The players’ claims and the NFL’s recent recognition that concussions and brain injuries are a serious problem illustrate that institutions and not just individuals need to acquire information about risks and then implement measures to control them. People like to think they control their own safety, but that’s not the case.
Think about driving. A driver makes many individual decisions about how much risk to take. Stop as the light is just turning red or keep going and save two minutes? Call a cab or drive home after having just a couple of drinks?
But many of the most important decisions about driving safety are out of the driver’s hands. You might think that your chances of getting in a serious accident are low so you would prefer to save a few thousand dollars and buy a car without airbags or a crash-protective passenger compartment, but you can’t. A combination of institutional decisions by auto companies and government regulators have eliminated your ability to take that risk. (As in the NFL’s case, those decisions were spurred by high-profile events and the threat of litigation.)
The same is true of head injuries in the NFL. Players can control some of the risk, by tackling properly and reporting symptoms. Most of the risk allocation has to be done by the league, however. Read the rest of this entry »
Aman Mcleod, an assistant professor of political science at Rutgers-Camden, recently joined a panel of experts to discuss the upcoming New Jersey primary on the Comcast Network program “Voice of Reason” hosted by Larry Kane.
Mcleod teaches courses on American and comparative constitutional law, criminal procedure, American politics and international law. He has also written articles and chapters focused on judicial behavior, judicial selection and voting rights.
To listen to an audio transcript of the program, click here, then click “KYW Specials Place” and find “NJ Primary Preview June 2, 2012.”
What were your favorite TV shows growing up? Did you watch local children’s television programming? Children’s television show hosts in the Delaware Valley left an indelible mark on the children of the era who were comforted by the hosts’ warmth and charm. Vibiana Bowman Cvetkovic, a reference librarian at Rutgers-Camden’s Paul Robeson Library, and Brandi Scardilli, a Rutgers–Camden graduate, wrote an essay on the topic about for the Encyclopedia of Greater Philadelphia. Here is an excerpt:
Local children’s programming in the Philadelphia area flourished during the “Golden Age of Television,” from the rise of commercial broadcasting after World War II to the early 1970s. During its heyday the hosted children’s show was a mainstay of locally produced programming. In the Philadelphia area, original children’s shows were produced by the three local broadcast affiliates – WPZT (later KYW), Channel 3 (NBC, now CBS), WFIL (later WPVI) Channel 6 (ABC), and WCAU Channel 10 (CBS, now NBC) – and reached viewers throughout Pennsylvania, southern New Jersey, Delaware, and even northern Maryland. The Philadelphia shows were not only financially successful, garnering large audience shares for their time slots and generating substantial advertising income for the stations, but were also critically well-received by reviewers, children, and parents.

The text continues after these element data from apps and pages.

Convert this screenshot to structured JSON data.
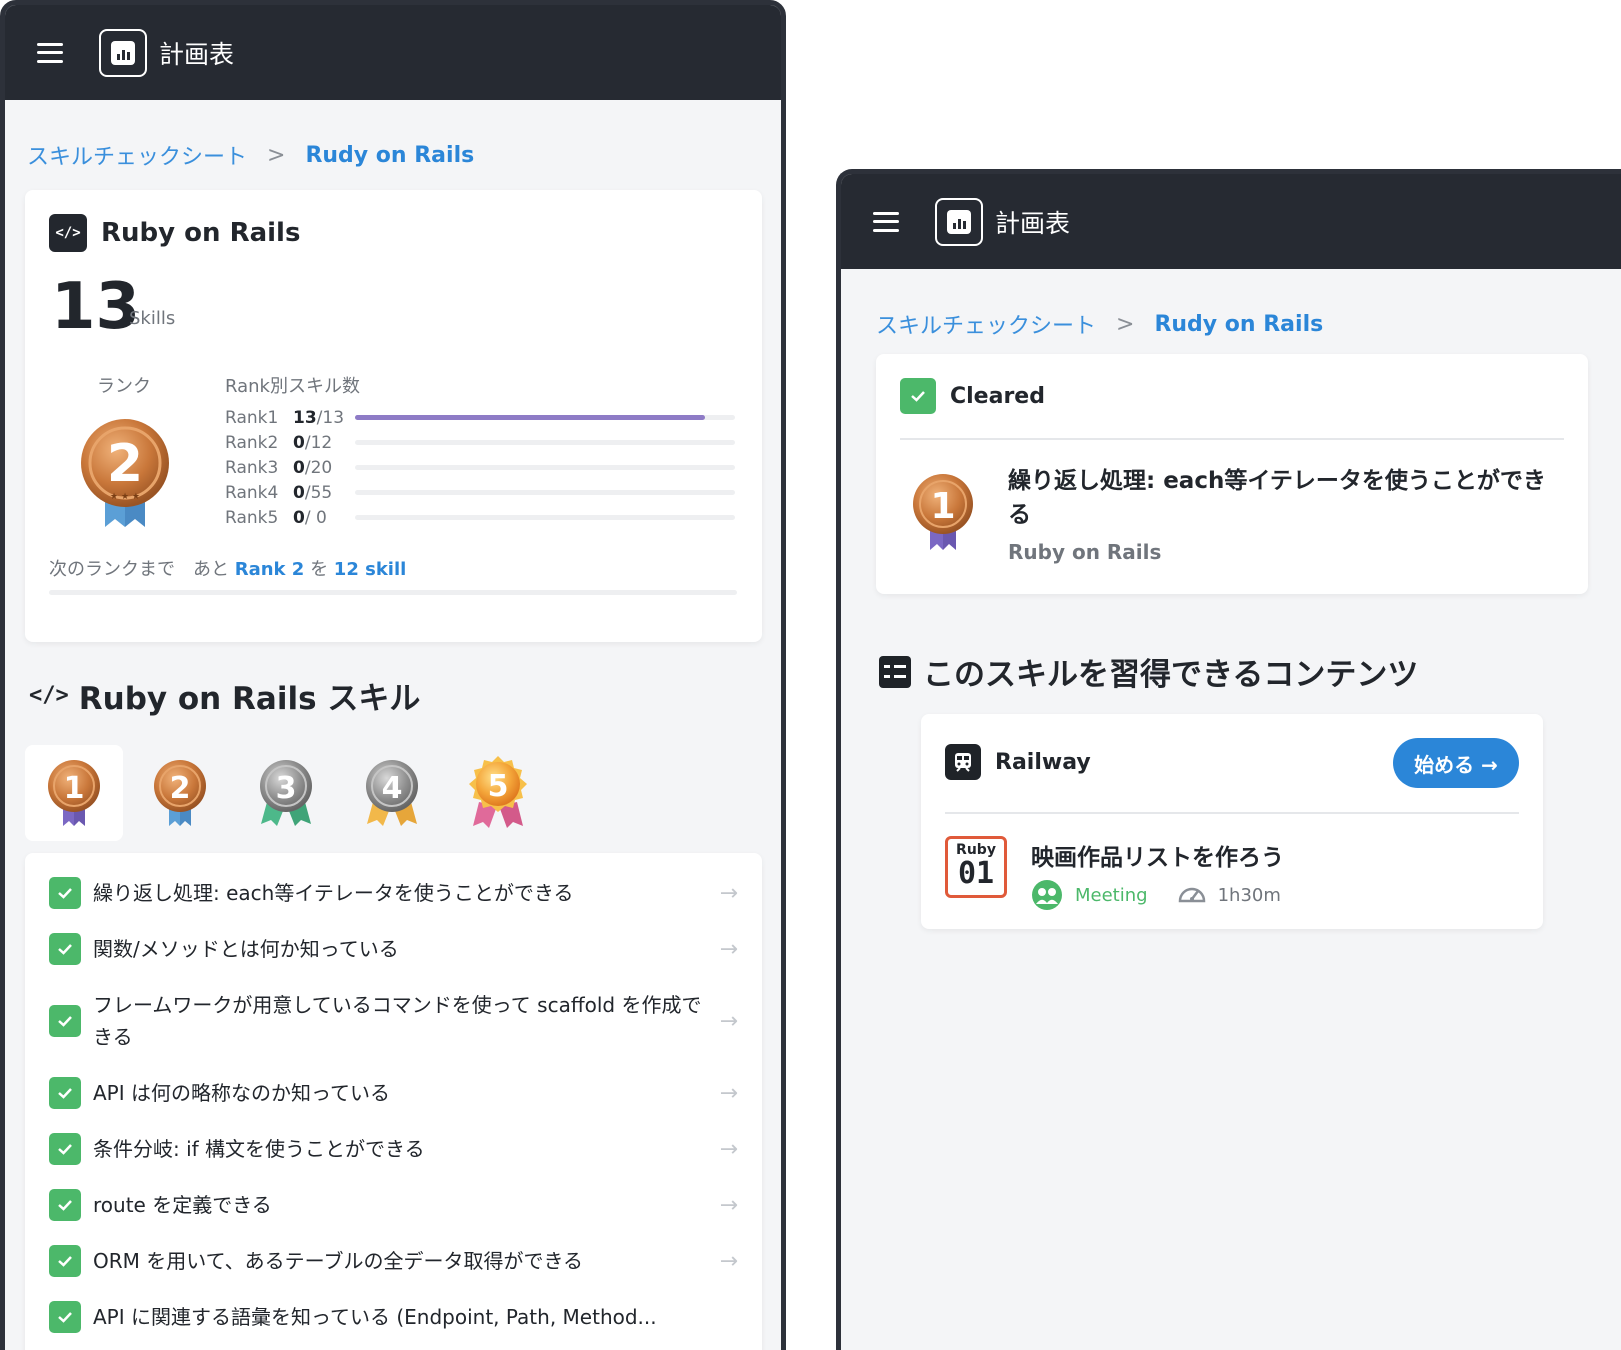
{
  "app": {
    "title": "計画表"
  },
  "breadcrumb": {
    "root": "スキルチェックシート",
    "separator": ">",
    "current": "Rudy on Rails"
  },
  "summary": {
    "title": "Ruby on Rails",
    "code_icon": "</>",
    "skill_count": "13",
    "skill_unit": "Skills",
    "rank_label": "ランク",
    "rank_count_label": "Rank別スキル数",
    "current_rank": "2",
    "ranks": [
      {
        "name": "Rank1",
        "done": "13",
        "total": "/13",
        "progress": 1.0
      },
      {
        "name": "Rank2",
        "done": "0",
        "total": "/12",
        "progress": 0
      },
      {
        "name": "Rank3",
        "done": "0",
        "total": "/20",
        "progress": 0
      },
      {
        "name": "Rank4",
        "done": "0",
        "total": "/55",
        "progress": 0
      },
      {
        "name": "Rank5",
        "done": "0",
        "total": "/ 0",
        "progress": 0
      }
    ],
    "next_rank": {
      "prefix": "次のランクまで　あと",
      "rank": "Rank 2",
      "particle": "を",
      "skills": "12 skill",
      "progress": 0
    }
  },
  "skills_section": {
    "heading": "Ruby on Rails スキル",
    "icon": "</>",
    "medal_tabs": [
      "1",
      "2",
      "3",
      "4",
      "5"
    ],
    "items": [
      {
        "text": "繰り返し処理: each等イテレータを使うことができる"
      },
      {
        "text": "関数/メソッドとは何か知っている"
      },
      {
        "text": "フレームワークが用意しているコマンドを使って scaffold を作成できる"
      },
      {
        "text": "API は何の略称なのか知っている"
      },
      {
        "text": "条件分岐: if 構文を使うことができる"
      },
      {
        "text": "route を定義できる"
      },
      {
        "text": "ORM を用いて、あるテーブルの全データ取得ができる"
      },
      {
        "text": "API に関連する語彙を知っている (Endpoint, Path, Method..."
      }
    ],
    "arrow": "→"
  },
  "cleared": {
    "label": "Cleared",
    "medal_rank": "1",
    "title": "繰り返し処理: each等イテレータを使うことができる",
    "subtitle": "Ruby on Rails"
  },
  "contents": {
    "heading": "このスキルを習得できるコンテンツ",
    "provider": "Railway",
    "start_button": "始める →",
    "badge_top": "Ruby",
    "badge_num": "01",
    "lesson_title": "映画作品リストを作ろう",
    "meeting": "Meeting",
    "duration": "1h30m"
  },
  "colors": {
    "bronze": "#c97a3a",
    "silver": "#8b8b8b",
    "gold": "#f2a23a",
    "accent": "#2b86d8",
    "check": "#4cb86a",
    "ribbon_rank1": "#7b68c4",
    "ribbon_rank2": "#5b9fd6",
    "ribbon_rank3": "#4db88a",
    "ribbon_rank4": "#f2b84a",
    "ribbon_rank5": "#e06a9a"
  }
}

When commercial television began, national networks typically did not begin their weekday broadcasts until after seven o’clock at night. Local stations had to fill the rest of the air time during each weekday. Children’s shows became a popular choice for economic reasons. The local children’s programs kept their production costs very low: the sets were minimal; there were no writers (most shows were ad-libbed); and the star (the host) performed live.
Read the rest of this entry »
Greg Lastowka, a professor of law at the Rutgers School of Law–Camden, recently wrote about the Internet blackout and online SOPA protests for the Yale Press. Check out the blog post right here: